I really felt the lack of sleep this morning. In fact, my roommate had to wake me up when I didn't hear the first alarm. I had a bard time getting to sleep - maybe I was excited for the day ahead. At 5:30, everyone met down in the lobby to get our taxis for the airport. Our new leader, Olivia showed up to make this happen for us, as well as set us up with boxed breakfasts. I wasn't particularly fond of the soggy, ham sandwich that was in it, but I ate it none the less. At the airport, we first had to check in at a special galapagos desk to get our temporary residency cards. Although these islands are Ecuador's, it's like we were going to a different country. We also had a separate bag check just for organic products before actually checking in at the airline. Our flight path had us stop in Guayaquil (the Toronto of Ecuador) to pick up more people before continuing. It was nice though because i had a whole row to myself to sprawl out. We were mostly flying above cloud the whole way, so when we descended, it was like we were dropping down into a new world. The views from the plane were stunning, however where we landed might give you the wrong impression of Galapagos. The island of Baltra used to be a US military base. Unfortunately, by the time they left, the island was barren and polluted to hell. Although we landed in a wasteland, it still somehow seemed like a fascinating and interesting place. We went through the galapagos version of customs (pay the entrance fee and get a stamp in your passport). We then took a short bus to the coast, and a short ferry across the channel to Isla Santa Cruz. We continued our trek by getting in a taxi (all the taxis are pickup trucks here) and set off down a straight road that seemed to cut through the whole island. I was surprised though - the first climate seemed barren. The trees were without leaves and bushes were desertlike. It was almost like the landscape should be covered in snow, and without this it seemed weird. After a while of this, i nodded off for not more than two minutes and opened my eyes to a complete change - lush green forest all around us. We drove through small towns and continuous change in climate.
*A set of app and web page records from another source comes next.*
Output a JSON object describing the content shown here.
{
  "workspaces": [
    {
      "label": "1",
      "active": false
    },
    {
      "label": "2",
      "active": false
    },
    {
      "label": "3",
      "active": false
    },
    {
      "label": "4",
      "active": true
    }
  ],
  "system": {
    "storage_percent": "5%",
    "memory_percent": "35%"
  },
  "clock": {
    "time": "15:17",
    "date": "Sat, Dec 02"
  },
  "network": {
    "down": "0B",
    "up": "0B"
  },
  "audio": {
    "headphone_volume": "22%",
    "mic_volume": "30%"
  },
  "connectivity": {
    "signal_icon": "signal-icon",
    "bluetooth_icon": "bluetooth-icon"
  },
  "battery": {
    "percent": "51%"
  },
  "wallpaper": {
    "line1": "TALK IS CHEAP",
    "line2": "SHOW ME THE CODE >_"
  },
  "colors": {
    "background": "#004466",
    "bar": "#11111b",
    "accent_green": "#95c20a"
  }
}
We eventually made it to the coast and had lunch at a little restaurant. After this we lined up at the marina dock. There was a bag check at every dock where they would ziptie our bags shut when they passed the check. The line for this check took forever because the guy up front was bringing like 6 big suitcases with him. After getting through, it was time for the last leg - by boat. We got into this 30ish foot motorboat and took off into the pacific. I had taken a gravol before, but lucky me, it turned out to be the roughest weather the sailors had seen this year. I was on the outer deck for a bit, but as I slowly became sick, i found a spot inside the cabin where I could lie down. I put my head down awkwardly on a pile of lifejackets and rode it out for 2 and a half hours until we were finally at port. It was later afternoon now so we got in a taxi and headed straight for our hotel. It's a nice little place here. Comfy beds and sometimes the wifi works. I lay down for most of our down time before dinner. I was exhausted, but really hungry and anxious to settle my swaying stomach. We went to a steak place where i got a plate of three different meats. Prices are a lot more expensive here but it's nothing to worry about since they're still not as bad as back home. Also some interesting things to note - the stray dogs of ecuador have been replaced by land tortoises here and the showers and taps are fed with salt water! We did a night time city tour before finally falling asleep.
Galapagos from the air